In yesterday’s post about Halloween candy, I mentioned 12-year-old S.Hooligan is no longer interested in trick-or-treat. That’s the same age I was when I missed going out in costume for the first time, but it wasn’t for lack of interest.
In autumn of 1966, the Cincinnati Strangler was killing victims with terrifying regularity. City officials decided a nighttime trick-or-treat was too dangerous, so they changed it to the last Sunday afternoon in October. In daylight and it wasn’t even on Halloween. What a letdown.
As it happened, at that time I was huge Paul Revere & the Raiders fan. I’d discovered 16 Magazine that summer and instantly developed a crush on the band’s bassist, Phil “Fang” Volk. (He dethroned Batman’s Burt Ward in my heart; I think I was going for a picture of Robin when I bought the magazine in the first place.) Paul Revere & the Raiders were touring, and their Cincinnati appearance was at Music Hall on the afternoon of the last Sunday in October. I don’t recall now if Halloween had been changed at the time I bought my ticket, but I doubt I would have missed a chance to see “Fang” in person.
A couple weeks ago I went on a ghost tour of Music Hall with Diamondqueen, That Poor Man, and J.Hooligan. The tour led us onto the stage at one point, and the guide recounted some of the bands who had played there. “And Paul Revere and the Raiders,” I whispered to J.Hooligan.
“Who’s that?” J.Hooligan replied. He does know a lot of ’60s music, so I mentioned a couple of titles. “Oh, yeah. ‘Kicks,'” J. acknowledged and sang a snatch of it as we were guided off the stage.
That October, 1966 concert was one of the great disappointments of my childhood, but more about that in a minute. It was actually my second rock concert ever. The first was the Beatles at Crosley Field that August (read my post about that here). That time, at least, I’d gone with a girlfriend. For the Music Hall concert, I went alone. I think Mom or Dad dropped me off at the door. When we were at Music Hall recently, I asked Diamondqueen, “Can you imagine dropping S.Hooligan off anywhere by herself?” Diamondqueen replied no, but things were much, much different now.
There was probably festival seating for the concert. Somehow I wound up in the balcony but with a good view of the stage. I was among teenagers, but fortunately no one bothered me. They were too busy smoking, groping each other, and generally being noisy. Once the lights went down, though, we are all part of the same sea of screaming fans.

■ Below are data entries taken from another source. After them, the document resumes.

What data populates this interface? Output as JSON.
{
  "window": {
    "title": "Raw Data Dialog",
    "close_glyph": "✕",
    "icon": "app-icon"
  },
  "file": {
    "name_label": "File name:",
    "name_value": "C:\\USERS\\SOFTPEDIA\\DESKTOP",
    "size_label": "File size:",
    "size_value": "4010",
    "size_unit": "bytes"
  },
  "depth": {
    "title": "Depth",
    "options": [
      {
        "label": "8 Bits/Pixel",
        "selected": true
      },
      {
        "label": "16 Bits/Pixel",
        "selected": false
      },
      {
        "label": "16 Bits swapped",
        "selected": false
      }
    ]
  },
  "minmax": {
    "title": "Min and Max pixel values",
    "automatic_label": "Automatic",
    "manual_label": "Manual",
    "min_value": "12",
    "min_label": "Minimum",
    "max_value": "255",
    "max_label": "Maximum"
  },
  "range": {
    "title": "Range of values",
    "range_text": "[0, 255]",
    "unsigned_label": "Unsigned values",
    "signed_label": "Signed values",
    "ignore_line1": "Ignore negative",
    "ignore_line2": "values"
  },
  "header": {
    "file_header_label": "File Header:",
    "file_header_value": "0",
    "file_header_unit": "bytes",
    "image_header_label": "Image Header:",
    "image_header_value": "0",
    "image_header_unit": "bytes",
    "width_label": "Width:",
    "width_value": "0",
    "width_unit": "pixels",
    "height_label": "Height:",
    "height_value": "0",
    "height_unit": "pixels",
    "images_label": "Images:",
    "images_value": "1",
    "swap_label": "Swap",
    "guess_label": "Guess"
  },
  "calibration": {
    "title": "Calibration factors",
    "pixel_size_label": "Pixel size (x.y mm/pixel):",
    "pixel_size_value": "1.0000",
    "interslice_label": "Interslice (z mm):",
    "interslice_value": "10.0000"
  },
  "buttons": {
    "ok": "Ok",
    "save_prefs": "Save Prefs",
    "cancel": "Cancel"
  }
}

As was typical of concerts then, there were numerous opening acts, none of which I can recall now. I do remember various members of the Raiders making sudden appearances in the middle of other peoples’ sets, slapstick stuff like chasing each other across the stage in weird costumes. I peered hard to see if Phil Volk was one of them but couldn’t tell.
It seemed to take forever, but finally Paul Revere and the Raiders took the stage. My eyes nearly rolled out of my head, I was staring so hard to find Fang, but the bassist onstage just didn’t look like him. After the opening number, they made an announcement that broke my heart: Fang wasn’t with them, he was sick. (As a gag, Fang had his name printed in tape on the back of his base, and he would turn the bass over during a performance to elicit cheers from the fans. During the announcement about his absence, Fang’s replacement turned his bass over to reveal the word “SICK.”)
I was pleased to get to see the band in person, but I was bitterly disappointed by Phil Volk’s no-show. I believe I read in one of the fan magazines that he’d had rheumatic fever or something similarly serious. In fact, I also read that he’d been at Music Hall that day, disguised in the crowd as a bus driver. This infuriated me even more–maybe I’d passed him in the hall and didn’t even know it.
I don’t know if the disillusionment of this concert had any impact, but I lost interest in Fang after that. Peter Tork had been gaining on him ever since “The Monkees” premiered that September. On New Year’s Eve, I went to my third rock concert–the Monkees. And Peter was there! I couldn’t have handled the disappointment of two of my idols not showing up.
Anyhow, that wasn’t the end of my trick-or-treating. For many years we had daylight hours for begging, which just wasn’t the same, but I’m pretty sure I went out as late as 1968. In the early ’70s, the political powers reinstated trick-or-treat to its traditional nighttime Halloween hours. Even though I was nearly twenty by then and it was pouring down rain, I went out briefly with my youngest brother, who really was a bit old for it as well. One woman mocked his low voice by gruffly chanting “Trick or treat?!” back at him, but we didn’t care. Halloween as it should be had been reinstated, and I wasn’t about to miss it.